- [Description of the task]:
Filter the material below so that only lines containing "months" remain.

- [Source data]:
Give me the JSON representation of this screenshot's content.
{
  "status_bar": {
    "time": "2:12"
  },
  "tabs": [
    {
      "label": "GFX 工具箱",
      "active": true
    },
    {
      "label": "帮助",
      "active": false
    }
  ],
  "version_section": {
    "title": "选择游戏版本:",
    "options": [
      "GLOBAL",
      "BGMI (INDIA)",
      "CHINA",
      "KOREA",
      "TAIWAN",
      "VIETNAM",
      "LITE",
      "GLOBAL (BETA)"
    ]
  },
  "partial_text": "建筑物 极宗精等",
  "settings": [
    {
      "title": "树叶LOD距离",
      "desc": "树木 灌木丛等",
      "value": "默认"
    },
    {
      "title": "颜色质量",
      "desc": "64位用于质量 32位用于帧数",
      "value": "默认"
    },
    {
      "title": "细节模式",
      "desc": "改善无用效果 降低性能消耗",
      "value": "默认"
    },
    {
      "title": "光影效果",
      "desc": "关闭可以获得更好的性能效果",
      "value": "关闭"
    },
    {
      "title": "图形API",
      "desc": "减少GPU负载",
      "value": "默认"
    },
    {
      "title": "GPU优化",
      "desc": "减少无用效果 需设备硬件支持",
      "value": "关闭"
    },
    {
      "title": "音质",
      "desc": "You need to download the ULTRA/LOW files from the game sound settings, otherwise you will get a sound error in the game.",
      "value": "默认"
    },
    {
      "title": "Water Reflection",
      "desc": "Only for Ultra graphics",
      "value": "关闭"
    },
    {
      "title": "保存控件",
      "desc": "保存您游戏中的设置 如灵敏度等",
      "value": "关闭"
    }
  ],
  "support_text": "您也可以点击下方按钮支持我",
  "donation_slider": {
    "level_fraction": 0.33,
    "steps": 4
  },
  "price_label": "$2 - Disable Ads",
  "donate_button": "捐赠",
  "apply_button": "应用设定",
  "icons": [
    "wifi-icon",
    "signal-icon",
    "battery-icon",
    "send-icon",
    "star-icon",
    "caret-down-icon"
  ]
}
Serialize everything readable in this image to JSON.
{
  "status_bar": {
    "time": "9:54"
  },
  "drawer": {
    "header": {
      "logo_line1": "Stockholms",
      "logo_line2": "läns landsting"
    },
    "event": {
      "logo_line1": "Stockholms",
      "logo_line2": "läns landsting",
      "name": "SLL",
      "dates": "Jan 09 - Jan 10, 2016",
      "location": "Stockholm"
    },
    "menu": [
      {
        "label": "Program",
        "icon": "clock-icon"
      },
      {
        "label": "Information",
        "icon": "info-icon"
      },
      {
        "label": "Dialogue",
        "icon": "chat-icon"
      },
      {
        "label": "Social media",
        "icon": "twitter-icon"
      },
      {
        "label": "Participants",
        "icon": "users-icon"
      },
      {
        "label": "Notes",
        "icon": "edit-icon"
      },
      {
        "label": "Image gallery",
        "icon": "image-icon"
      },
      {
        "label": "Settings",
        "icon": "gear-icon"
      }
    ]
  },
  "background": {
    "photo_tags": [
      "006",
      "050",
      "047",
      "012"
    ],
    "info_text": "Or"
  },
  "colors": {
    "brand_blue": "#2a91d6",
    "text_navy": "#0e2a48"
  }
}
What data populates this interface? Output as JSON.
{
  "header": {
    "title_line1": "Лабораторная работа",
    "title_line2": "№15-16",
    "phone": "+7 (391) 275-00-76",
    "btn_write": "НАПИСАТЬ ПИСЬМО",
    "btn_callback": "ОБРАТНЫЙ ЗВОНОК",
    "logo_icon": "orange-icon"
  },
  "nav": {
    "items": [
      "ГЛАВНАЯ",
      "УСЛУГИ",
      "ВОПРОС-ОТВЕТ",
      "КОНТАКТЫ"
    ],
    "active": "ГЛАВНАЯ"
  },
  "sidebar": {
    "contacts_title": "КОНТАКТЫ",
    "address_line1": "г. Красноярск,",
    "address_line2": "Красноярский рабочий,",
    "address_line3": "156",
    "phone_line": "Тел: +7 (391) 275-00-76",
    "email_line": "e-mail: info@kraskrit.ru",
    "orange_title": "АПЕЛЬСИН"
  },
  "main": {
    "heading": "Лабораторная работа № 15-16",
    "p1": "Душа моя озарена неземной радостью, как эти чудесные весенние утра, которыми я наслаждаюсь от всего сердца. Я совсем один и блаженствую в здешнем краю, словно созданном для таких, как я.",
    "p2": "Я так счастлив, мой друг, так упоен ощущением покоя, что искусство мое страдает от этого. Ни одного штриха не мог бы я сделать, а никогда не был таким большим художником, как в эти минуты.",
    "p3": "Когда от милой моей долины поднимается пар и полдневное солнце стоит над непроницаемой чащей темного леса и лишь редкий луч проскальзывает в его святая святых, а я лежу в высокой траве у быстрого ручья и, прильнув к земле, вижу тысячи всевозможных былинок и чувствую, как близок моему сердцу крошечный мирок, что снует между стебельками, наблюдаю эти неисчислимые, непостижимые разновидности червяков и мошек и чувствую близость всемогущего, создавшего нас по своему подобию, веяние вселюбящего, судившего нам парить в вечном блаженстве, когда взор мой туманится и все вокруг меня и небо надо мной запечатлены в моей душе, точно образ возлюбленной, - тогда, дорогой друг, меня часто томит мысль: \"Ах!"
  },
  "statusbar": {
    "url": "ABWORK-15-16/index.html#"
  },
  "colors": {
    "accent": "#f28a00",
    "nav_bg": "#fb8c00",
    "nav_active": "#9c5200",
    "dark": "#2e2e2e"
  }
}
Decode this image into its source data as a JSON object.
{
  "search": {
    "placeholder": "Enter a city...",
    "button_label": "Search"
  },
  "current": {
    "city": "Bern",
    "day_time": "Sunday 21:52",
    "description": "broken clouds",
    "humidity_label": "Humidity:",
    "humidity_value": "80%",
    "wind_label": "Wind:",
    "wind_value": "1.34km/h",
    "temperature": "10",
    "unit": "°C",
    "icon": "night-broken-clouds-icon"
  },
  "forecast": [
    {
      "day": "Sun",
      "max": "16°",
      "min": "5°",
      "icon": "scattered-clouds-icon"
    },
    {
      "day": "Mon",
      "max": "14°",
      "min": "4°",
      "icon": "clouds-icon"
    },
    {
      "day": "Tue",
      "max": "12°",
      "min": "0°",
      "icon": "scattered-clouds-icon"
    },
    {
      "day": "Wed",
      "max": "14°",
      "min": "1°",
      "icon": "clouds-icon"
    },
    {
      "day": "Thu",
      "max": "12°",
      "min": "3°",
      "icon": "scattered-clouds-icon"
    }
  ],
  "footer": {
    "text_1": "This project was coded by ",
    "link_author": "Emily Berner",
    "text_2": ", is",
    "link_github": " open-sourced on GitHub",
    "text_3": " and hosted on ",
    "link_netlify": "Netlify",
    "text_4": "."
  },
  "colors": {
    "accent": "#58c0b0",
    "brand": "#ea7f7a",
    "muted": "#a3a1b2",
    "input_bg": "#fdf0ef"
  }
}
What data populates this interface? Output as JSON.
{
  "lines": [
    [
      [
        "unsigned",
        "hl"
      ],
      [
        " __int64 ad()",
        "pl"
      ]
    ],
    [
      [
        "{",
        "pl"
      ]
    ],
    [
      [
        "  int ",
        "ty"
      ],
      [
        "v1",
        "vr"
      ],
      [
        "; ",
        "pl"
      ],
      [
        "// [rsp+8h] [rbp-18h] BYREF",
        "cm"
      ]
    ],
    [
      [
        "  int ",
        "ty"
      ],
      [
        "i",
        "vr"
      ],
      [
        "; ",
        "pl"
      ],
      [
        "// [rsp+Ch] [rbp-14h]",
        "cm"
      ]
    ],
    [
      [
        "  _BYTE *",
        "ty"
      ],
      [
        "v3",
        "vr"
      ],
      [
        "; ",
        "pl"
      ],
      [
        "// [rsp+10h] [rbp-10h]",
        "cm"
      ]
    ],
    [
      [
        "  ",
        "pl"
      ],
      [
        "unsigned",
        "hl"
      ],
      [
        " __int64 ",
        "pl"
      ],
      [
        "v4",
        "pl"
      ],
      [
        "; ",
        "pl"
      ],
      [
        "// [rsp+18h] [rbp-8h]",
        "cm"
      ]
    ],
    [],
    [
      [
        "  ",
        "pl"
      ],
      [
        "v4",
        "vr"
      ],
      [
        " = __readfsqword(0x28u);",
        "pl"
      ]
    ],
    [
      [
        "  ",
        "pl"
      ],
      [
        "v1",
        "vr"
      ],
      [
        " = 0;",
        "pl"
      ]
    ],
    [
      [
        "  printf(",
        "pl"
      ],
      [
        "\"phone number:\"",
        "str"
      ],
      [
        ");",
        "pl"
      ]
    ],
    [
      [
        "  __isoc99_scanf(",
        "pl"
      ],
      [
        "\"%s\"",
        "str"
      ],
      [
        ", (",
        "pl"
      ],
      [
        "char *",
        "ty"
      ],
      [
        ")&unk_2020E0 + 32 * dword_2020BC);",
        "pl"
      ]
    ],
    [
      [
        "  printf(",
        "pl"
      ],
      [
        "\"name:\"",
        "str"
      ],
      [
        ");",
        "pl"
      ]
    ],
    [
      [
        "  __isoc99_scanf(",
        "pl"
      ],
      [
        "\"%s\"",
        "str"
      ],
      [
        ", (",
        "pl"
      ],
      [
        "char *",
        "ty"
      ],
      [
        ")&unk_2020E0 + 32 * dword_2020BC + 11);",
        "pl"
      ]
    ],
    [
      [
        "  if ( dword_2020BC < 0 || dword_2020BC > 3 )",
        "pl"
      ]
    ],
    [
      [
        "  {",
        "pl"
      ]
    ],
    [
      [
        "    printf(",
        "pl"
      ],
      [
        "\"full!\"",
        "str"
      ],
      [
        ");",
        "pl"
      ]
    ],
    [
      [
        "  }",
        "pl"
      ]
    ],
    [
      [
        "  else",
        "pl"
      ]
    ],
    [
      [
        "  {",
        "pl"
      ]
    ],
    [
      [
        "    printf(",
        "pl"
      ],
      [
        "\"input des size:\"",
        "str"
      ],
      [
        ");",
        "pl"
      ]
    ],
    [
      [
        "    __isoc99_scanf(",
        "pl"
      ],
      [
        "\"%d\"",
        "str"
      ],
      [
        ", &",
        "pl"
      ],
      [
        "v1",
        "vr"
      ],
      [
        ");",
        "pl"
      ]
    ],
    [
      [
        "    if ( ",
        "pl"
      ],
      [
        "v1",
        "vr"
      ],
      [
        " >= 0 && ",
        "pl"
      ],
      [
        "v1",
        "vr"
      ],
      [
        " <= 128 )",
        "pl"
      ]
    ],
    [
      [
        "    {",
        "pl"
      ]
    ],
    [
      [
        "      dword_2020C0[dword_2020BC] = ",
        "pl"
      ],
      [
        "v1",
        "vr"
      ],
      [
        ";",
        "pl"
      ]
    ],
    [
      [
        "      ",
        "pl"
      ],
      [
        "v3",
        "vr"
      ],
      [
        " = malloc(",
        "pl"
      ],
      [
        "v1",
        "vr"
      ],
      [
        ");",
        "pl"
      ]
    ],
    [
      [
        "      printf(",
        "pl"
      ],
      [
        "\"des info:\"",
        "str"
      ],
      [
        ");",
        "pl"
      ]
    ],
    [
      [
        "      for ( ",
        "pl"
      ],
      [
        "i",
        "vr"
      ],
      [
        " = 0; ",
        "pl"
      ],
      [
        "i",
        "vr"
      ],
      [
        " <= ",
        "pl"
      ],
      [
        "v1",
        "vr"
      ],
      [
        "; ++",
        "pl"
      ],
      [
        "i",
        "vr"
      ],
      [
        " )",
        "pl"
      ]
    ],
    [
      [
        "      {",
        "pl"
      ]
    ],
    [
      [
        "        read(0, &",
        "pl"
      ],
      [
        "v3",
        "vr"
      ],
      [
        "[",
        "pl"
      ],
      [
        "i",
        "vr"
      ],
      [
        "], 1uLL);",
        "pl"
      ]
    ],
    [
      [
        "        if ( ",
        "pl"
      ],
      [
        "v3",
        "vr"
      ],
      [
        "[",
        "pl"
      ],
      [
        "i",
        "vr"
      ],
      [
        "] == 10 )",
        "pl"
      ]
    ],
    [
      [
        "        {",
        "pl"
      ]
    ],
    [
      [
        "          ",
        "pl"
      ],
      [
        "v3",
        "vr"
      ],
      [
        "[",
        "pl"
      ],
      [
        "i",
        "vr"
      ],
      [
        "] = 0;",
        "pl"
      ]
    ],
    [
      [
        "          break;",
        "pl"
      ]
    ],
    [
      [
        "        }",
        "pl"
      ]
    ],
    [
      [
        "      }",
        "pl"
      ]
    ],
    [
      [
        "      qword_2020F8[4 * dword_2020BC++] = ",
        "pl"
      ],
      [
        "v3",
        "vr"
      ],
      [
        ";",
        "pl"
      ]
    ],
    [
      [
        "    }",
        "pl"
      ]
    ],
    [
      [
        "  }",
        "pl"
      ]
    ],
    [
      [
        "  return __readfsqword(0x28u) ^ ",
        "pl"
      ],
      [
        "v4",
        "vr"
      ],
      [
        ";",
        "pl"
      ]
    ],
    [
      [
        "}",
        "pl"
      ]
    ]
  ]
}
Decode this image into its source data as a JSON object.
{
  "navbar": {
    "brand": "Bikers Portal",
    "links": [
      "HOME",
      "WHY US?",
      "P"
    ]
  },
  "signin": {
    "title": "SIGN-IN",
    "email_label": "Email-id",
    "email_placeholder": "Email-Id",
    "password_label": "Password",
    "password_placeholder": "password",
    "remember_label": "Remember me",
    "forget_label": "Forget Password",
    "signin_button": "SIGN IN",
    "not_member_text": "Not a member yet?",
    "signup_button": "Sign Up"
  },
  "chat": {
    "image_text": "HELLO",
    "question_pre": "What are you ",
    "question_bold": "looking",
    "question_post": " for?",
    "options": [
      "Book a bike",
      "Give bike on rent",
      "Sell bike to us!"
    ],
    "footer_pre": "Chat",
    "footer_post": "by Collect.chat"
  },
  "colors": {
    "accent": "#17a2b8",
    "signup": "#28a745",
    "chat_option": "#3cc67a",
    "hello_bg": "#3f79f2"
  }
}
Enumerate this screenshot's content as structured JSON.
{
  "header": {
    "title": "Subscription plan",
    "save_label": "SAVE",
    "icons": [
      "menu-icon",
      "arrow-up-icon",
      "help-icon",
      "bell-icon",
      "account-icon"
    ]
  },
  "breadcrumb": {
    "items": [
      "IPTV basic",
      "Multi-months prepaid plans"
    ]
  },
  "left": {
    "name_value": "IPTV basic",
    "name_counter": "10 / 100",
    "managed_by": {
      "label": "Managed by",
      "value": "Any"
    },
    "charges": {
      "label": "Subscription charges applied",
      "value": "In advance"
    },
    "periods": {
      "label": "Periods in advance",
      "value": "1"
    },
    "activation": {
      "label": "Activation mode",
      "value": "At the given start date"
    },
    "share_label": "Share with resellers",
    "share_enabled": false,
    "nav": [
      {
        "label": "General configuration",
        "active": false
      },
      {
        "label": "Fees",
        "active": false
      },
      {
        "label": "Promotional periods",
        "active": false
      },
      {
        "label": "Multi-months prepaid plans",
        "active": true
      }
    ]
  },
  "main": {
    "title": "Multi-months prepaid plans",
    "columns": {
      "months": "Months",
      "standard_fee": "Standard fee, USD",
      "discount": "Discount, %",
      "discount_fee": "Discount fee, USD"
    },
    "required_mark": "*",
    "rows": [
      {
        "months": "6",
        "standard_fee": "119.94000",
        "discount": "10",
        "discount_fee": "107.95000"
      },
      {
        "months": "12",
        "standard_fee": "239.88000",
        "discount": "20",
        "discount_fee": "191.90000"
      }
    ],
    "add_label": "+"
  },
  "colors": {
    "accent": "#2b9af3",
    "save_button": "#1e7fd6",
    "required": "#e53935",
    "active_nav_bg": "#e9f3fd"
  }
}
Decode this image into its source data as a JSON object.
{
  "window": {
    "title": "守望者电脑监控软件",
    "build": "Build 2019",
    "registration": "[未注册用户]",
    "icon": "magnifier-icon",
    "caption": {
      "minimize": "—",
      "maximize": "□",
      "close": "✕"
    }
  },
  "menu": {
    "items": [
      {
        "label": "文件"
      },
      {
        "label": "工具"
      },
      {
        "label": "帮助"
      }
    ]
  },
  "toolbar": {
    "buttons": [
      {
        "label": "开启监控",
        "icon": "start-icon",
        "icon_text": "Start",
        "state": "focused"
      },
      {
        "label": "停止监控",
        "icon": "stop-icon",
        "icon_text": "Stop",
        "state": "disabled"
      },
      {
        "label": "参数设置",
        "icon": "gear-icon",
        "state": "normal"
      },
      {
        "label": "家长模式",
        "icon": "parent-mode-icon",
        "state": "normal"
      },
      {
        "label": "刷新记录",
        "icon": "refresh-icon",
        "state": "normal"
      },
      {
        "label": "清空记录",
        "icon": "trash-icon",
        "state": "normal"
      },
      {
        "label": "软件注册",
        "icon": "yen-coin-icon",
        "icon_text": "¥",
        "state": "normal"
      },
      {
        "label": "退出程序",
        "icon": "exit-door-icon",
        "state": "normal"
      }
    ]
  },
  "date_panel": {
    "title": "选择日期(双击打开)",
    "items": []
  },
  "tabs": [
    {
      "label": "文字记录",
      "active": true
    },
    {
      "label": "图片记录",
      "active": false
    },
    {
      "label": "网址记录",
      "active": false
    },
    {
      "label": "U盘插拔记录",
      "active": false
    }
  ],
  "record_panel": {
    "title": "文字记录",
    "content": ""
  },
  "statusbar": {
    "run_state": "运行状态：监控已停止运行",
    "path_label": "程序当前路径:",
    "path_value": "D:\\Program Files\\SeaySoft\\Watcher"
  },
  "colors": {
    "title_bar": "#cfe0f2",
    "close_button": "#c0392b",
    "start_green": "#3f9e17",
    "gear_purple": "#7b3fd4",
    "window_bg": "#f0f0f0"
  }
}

- [Response box]:
      "Multi-months prepaid plans"
        "label": "Multi-months prepaid plans",
    "title": "Multi-months prepaid plans",
      "months": "Months",
        "months": "6",
        "months": "12",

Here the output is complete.